Data to examine below:
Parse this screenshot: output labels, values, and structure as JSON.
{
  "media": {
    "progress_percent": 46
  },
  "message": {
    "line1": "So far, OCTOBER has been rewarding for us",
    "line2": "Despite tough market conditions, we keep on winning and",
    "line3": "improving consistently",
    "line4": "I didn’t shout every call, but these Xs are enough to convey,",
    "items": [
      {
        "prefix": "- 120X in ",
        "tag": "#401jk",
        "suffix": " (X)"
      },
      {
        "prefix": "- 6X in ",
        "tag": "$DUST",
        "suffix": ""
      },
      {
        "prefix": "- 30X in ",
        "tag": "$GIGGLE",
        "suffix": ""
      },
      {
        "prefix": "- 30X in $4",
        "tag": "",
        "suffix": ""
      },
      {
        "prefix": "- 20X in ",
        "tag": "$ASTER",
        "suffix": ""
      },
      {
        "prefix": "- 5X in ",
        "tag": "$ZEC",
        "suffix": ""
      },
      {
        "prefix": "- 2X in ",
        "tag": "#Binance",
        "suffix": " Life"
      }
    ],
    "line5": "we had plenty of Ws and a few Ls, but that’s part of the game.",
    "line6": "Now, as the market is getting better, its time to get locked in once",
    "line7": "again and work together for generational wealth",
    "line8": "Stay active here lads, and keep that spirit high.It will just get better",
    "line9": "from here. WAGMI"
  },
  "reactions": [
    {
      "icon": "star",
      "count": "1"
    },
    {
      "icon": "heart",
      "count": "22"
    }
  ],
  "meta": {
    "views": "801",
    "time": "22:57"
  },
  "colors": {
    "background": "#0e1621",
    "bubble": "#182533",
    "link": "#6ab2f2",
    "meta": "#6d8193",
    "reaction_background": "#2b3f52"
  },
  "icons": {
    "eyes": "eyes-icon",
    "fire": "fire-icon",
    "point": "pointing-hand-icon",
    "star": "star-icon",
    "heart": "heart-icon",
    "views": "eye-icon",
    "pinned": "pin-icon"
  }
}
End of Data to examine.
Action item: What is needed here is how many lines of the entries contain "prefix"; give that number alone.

Output for this task: 7